Christianity of the Inquisition, Calvinists, and Puritans is no different in practice from the Wahhabi Islam of Saudi Arabia, the Taliban, and ISIS. Or the faith in Mao’s red book. We classify convictions into degrees of credibility, determining how strongly valid objective unbiased proof exists. If faith ignores degrees of objective, unbiased support for evidence, then decisions based on religious faith can lead to moral disasters, as exemplified abundantly in human history. Unjustified beliefs threaten lives, livelihood, and social well-being: Bogus medicine kills people, opportunist religious authorities take our money and freedom. Religious faith can make people completely blind to the evidence against their views, making people more vulnerable to oppression, fraud, and abuse. Living with religious faith is morally dangerous because it forces you to believe without objective impartial evidence justification. Religions believe that their different conceptions of God are consistent with divine evil, for unintelligible divine purposes. In this case, a God is compatible with the divine evil of allowing men to be deceived by faith in false gods, for unintelligible divine purposes. Morality based on religious faith is the disease from which it claims to be the cure.
Faith in a supposed divine morality is to surrender our skepticism and our reason and to put all our trust in someone or something, that is a sinister thing because it will not admit the possibility of error and the need for correction. If someone doesn’t value objective impartial evidence, what evidence would you invoke to prove they should value objective impartial evidence? Religious faith can lead people to kill and die for it, without the need for further justification. It can be a gullibility with a halo of virtue, the denial of observation so that unearned moral authority can be preserved. Religions’ moral dogmas are the enemies of the moral and social evolution in history. What a supposed God commands is morally certain, and they are certain because they are commanded.

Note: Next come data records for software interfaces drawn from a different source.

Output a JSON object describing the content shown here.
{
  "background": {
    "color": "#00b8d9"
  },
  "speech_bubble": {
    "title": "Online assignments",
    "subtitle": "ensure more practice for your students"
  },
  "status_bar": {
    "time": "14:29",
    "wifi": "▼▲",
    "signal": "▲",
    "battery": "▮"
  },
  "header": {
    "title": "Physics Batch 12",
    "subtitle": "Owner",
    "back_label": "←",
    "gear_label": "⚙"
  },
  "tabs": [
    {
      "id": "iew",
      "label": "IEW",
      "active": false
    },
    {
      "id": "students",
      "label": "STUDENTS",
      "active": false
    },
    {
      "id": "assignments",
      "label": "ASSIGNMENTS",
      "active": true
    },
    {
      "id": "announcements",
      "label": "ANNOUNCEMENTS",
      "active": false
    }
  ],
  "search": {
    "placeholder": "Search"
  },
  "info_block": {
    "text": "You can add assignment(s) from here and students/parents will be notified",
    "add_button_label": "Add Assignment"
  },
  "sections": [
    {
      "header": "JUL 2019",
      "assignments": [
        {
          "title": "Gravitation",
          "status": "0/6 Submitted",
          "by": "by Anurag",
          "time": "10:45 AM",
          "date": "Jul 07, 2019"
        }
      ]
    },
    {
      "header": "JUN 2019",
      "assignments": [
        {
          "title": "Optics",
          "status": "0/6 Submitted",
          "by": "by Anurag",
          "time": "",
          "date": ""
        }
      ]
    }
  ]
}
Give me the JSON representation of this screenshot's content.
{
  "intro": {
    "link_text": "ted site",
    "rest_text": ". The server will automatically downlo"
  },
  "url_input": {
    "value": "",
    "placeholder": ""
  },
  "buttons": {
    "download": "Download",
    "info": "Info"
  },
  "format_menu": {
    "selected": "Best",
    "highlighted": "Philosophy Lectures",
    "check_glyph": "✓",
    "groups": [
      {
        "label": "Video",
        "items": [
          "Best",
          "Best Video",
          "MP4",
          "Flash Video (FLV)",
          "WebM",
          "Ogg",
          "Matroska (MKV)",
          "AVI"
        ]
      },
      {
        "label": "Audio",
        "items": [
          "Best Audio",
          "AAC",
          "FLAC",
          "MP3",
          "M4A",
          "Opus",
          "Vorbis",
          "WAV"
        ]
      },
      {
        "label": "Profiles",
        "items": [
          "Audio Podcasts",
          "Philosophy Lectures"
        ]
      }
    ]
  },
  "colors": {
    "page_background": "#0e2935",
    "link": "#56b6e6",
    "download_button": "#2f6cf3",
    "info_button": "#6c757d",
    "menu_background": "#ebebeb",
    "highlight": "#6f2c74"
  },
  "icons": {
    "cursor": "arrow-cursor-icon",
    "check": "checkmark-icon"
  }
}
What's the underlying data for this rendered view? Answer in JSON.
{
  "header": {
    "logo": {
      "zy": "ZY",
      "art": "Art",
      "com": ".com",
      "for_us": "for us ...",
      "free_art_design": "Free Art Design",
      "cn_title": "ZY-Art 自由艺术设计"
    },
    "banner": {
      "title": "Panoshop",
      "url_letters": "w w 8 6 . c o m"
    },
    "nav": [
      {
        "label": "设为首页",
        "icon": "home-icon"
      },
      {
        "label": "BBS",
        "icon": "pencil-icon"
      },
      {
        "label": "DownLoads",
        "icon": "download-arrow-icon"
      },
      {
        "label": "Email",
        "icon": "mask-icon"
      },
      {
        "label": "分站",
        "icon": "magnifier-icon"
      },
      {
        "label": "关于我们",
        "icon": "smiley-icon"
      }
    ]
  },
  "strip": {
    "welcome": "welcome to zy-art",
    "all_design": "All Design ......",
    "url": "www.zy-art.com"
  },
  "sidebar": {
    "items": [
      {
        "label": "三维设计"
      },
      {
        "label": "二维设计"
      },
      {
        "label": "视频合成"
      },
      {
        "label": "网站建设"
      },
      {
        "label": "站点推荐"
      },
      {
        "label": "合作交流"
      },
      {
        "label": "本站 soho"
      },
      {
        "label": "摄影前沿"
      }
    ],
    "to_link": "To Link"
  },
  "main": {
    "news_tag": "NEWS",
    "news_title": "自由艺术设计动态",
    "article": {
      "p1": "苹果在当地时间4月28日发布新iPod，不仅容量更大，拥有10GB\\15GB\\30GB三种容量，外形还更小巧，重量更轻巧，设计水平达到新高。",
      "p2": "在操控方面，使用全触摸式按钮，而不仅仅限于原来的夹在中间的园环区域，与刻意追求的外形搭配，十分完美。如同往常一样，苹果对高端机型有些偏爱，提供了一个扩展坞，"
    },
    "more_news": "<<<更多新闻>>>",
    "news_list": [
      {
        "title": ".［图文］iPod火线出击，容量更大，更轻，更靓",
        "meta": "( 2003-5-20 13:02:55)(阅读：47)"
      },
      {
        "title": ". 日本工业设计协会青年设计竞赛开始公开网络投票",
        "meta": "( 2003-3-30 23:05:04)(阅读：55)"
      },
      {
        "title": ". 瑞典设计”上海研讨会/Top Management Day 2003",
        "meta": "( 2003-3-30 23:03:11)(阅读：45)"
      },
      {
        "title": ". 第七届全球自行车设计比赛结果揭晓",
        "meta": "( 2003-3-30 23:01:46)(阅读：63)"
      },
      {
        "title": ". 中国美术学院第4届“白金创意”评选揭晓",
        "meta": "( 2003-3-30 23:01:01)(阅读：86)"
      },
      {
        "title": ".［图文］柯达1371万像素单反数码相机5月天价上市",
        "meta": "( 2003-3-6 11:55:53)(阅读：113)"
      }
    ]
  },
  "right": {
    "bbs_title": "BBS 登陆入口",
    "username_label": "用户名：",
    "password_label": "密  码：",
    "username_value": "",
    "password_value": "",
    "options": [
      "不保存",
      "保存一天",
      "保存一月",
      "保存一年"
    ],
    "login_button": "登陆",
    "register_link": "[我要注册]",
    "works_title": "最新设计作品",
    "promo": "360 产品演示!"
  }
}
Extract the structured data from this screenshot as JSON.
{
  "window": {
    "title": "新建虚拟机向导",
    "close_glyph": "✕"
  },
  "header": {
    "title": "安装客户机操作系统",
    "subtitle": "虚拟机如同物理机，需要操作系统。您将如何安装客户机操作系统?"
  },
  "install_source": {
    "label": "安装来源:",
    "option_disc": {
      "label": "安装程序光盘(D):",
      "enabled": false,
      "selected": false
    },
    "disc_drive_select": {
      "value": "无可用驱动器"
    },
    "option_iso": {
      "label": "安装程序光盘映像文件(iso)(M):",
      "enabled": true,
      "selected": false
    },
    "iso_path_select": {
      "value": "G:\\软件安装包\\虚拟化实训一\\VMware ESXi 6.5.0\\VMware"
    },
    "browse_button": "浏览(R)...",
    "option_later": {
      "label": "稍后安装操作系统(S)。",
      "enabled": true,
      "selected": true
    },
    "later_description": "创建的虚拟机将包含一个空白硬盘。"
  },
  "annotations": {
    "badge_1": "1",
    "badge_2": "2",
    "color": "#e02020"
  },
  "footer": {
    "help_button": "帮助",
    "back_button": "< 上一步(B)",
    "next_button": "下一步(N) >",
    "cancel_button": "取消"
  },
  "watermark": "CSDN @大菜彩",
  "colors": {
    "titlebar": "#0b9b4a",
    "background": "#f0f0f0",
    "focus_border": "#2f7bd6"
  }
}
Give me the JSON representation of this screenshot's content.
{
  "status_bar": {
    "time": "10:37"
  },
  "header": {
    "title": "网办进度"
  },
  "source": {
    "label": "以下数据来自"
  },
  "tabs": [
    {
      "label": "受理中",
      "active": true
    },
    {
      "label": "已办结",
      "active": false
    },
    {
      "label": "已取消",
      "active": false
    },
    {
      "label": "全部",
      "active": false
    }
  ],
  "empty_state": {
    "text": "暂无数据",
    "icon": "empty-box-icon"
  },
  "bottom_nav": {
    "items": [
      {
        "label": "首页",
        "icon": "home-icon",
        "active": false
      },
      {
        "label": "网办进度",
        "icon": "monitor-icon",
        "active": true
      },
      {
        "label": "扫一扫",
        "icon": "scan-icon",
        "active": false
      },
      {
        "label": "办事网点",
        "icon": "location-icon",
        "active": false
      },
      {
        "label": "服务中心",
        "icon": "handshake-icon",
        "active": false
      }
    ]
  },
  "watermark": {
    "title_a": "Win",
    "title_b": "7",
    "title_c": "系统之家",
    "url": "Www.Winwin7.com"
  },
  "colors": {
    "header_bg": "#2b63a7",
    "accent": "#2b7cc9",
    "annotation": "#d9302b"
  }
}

Nice wall of text. Where did you copy and paste it from?


God exists tho, your entire TL:DR wall of test has been refuted by a single sentence
Proofs of God’s existence:

Wee Jim

There’s a certain irony in your using Gödel’s Ontological Argument as “proof” of god’s existence. It was Gödel who proved that all mathematical systems must contain axioms unprovable within the system. The same applies to his proofs of God’s existence.
GIGO, as they say – Gödel in, garbage out.